Shopping Guide Hong Kong

Hong Kong has earned a reputation for being one of the world’s greatest shopping destinations. From mega-malls to night markets, whether you are looking for brand-name luxury goods, second-hand items or the latest techie gadgets, there is something to suit every taste and budget. Hong Kong is a duty free port that does not impose a general sales tax on goods. As a result, it is perceived to be a Mecca for shoppers. However, prices of goods in Hong Kong have been steadily rising over the years due to inflationary pressures caused by rising real estate prices as well as exceptionally strong demand from mainland Chinese buyers.

Store opening hours in Hong Kong vary tremendously across the board. The majority of retail shops are generally open every day from 10am to 10pm and street markets are usually open from 10am to 6.30pm with the exception of the night markets which stay open until late. In some of the busier shopping districts like Causeway Bay, Tsim Sha Tsui and Mongkok, many stores stay open past 11pm and even until midnight. Shops in the Central district, however, tend to close their doors slightly earlier at approximately 9pm. Credit and debit card payments are widely accepted in Hong Kong’s larger shopping establishments though cash is king at street markets and roadside stalls.

Pre-eminent market for luxury goods

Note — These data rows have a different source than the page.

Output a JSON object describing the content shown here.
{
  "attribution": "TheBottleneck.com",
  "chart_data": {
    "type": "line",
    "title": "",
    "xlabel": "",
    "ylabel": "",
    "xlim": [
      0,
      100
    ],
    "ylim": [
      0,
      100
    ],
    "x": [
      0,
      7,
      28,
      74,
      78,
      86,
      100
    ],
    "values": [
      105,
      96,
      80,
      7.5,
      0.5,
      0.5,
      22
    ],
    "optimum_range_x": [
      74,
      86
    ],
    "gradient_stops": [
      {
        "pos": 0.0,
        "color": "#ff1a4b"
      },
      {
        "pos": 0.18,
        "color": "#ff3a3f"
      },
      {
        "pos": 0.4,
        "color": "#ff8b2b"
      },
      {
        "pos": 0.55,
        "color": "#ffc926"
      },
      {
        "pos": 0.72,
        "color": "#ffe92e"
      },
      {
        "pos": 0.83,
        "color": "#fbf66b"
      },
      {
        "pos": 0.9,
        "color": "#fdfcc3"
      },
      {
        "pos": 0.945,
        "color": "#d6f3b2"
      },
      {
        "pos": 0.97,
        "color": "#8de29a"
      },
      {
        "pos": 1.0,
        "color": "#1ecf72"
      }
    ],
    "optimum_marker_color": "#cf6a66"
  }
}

Hong Kong historically has been one of the world’s most prominent markets for luxury goods due to the general affluence of its local population. However, in recent years the demand for much of its luxury retail has been fueled by the growing prosperity of buyers from the Chinese Mainland. These mainland buyers come to Hong Kong on frequent shopping trips during which they tend to buy big ticket, luxury items with cash. As a result, many of Hong Kong’s merchants nowadays display a definite preference for buyers from the mainland.

Tips for Shopping in the markets and malls of Hong Kong

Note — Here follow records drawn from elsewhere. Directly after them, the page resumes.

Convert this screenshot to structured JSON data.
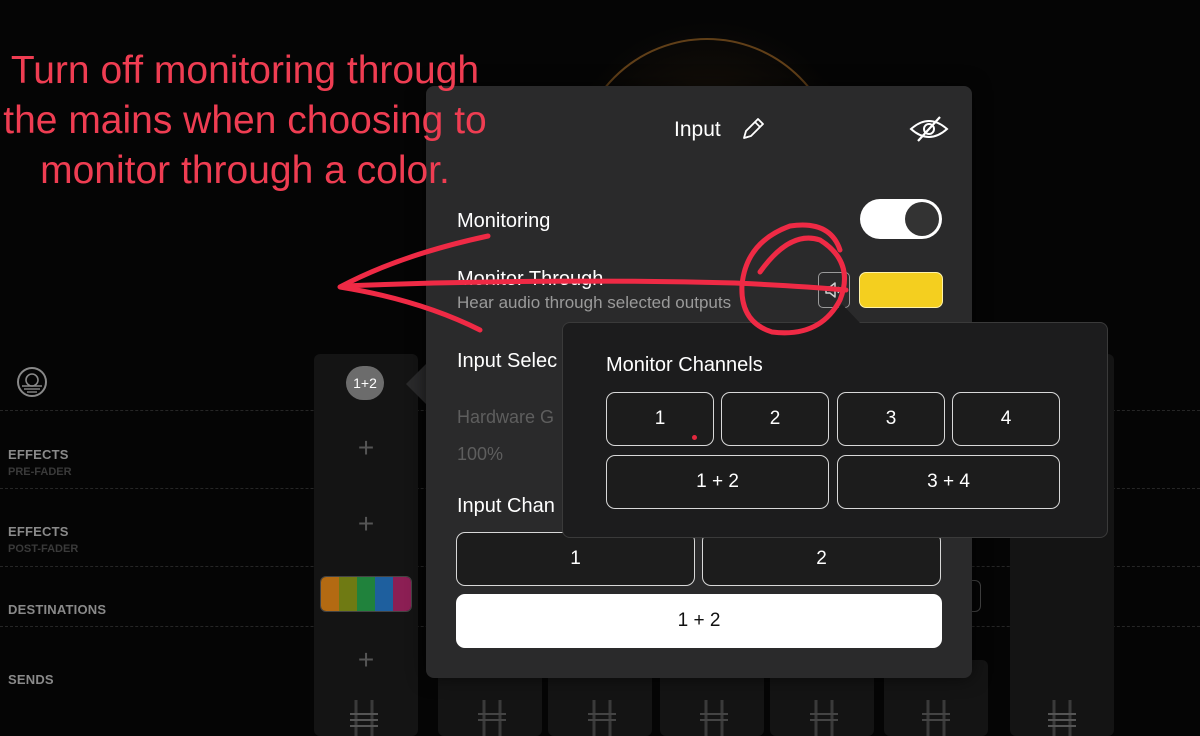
{
  "annotation": {
    "text": "Turn off monitoring through the mains when choosing to monitor through a color.",
    "color": "#ef3d52"
  },
  "mixer": {
    "rows": [
      {
        "label": "EFFECTS",
        "sublabel": "PRE-FADER"
      },
      {
        "label": "EFFECTS",
        "sublabel": "POST-FADER"
      },
      {
        "label": "DESTINATIONS",
        "sublabel": ""
      },
      {
        "label": "SENDS",
        "sublabel": ""
      }
    ],
    "channel_badge": "1+2",
    "plus_glyph": "+",
    "destination_colors": [
      "#b36a12",
      "#6f7a13",
      "#20823c",
      "#1e5f9e",
      "#8c1f54"
    ]
  },
  "input_popover": {
    "title": "Input",
    "monitoring_label": "Monitoring",
    "monitoring_on": true,
    "monitor_through_label": "Monitor Through",
    "monitor_through_subtitle": "Hear audio through selected outputs",
    "monitor_color": "#f4cf1f",
    "input_select_label": "Input Selec",
    "hardware_gain_label": "Hardware G",
    "hardware_gain_value": "100%",
    "input_channels_label": "Input Chan",
    "input_channels": [
      {
        "label": "1",
        "selected": false
      },
      {
        "label": "2",
        "selected": false
      },
      {
        "label": "1 + 2",
        "selected": true
      }
    ]
  },
  "monitor_channels_popover": {
    "title": "Monitor Channels",
    "row1": [
      "1",
      "2",
      "3",
      "4"
    ],
    "row2": [
      "1 + 2",
      "3 + 4"
    ]
  }
}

Shopping is a favorite pastime in Hong Kong, not only for tourists but also for locals. If you happen to be bitten by the shopping bug while stationed in Hong Kong it helps to be aware of some tips and tricks to successfully navigate your way through the various shopping locales in the city.


Bargaining in Hong Kong’s street markets and small local stores is quite acceptable. The general rule of thumb of bargaining here is that you should usually start off your negotiating process by halving the price that is initially quoted to you and then take it from there.

Displaying indifference while secretly coveting the product is yet another ploy most successful shoppers employ at Hong Kong’s street markets. At the bigger stalls and malls bargaining is much tougher though it does not hurt to ask the retailer for special offers or upcoming discounts. More often than not they are happy to oblige and supply you with the information.

Check your purchases

When shopping in some of the smaller, local stalls, it is always prudent to ensure that the item you have purchased is in full working order and meets the description and specifications expected of the product. Do not accept inferior goods at a lower price as these may cause more problems than they are worth. Before making payment, make sure that the manufacturer’s warranty cards are included and serial numbers on the box match those on the product.

Exchange & refunds

Shops are not obligated by law to exchange items or give refunds, although most shops will exchange the item if it is faulty and you have the original receipt. Remember to keep all the packaging, and avoid any wear and scratches, to make it easy to exchange.

Do your research

If you plan to buy big-ticket items (like electronics, watches, cameras) it is wise to do some comparison shopping at the city’s major chains or on the Internet. In recent years the price gap between the major chains and the local shops has narrowed, so it is generally advisable to buy from more established outlets when it comes to big-ticket purchases. This advice also holds true when you want to get clothes custom tailored at one of Hong Kong’s many tailoring outfits.

Shop at recognized QTS stores

The Hong Kong Tourism Board operates a Quality Tourism Service Scheme whereby it administers merchant establishments who are desirous of being accredited by the scheme. These shops have to pass strict annual assessments before they can display their Quality Tourism Services (QTS) credentials. When you shop at these stores, you can then be assured of good service standards as well as good quality of products. In such a competitive retail landscape, most retailers in Hong Kong try to meet these stringent standards and get accredited by the Quality Tourism Service Scheme.

If you think you’ve been scammed

If you think you have been cheated or scammed you should head to the nearest police. The police in Hong Kong are generally very helpful, and will try to help as much as possible. There have been cases where the buyer has returned to the shop along with a policeman and been given a refund. A list of all police stations can be found at here: You can also lodge a complaint with the Hong Kong Consumer Council at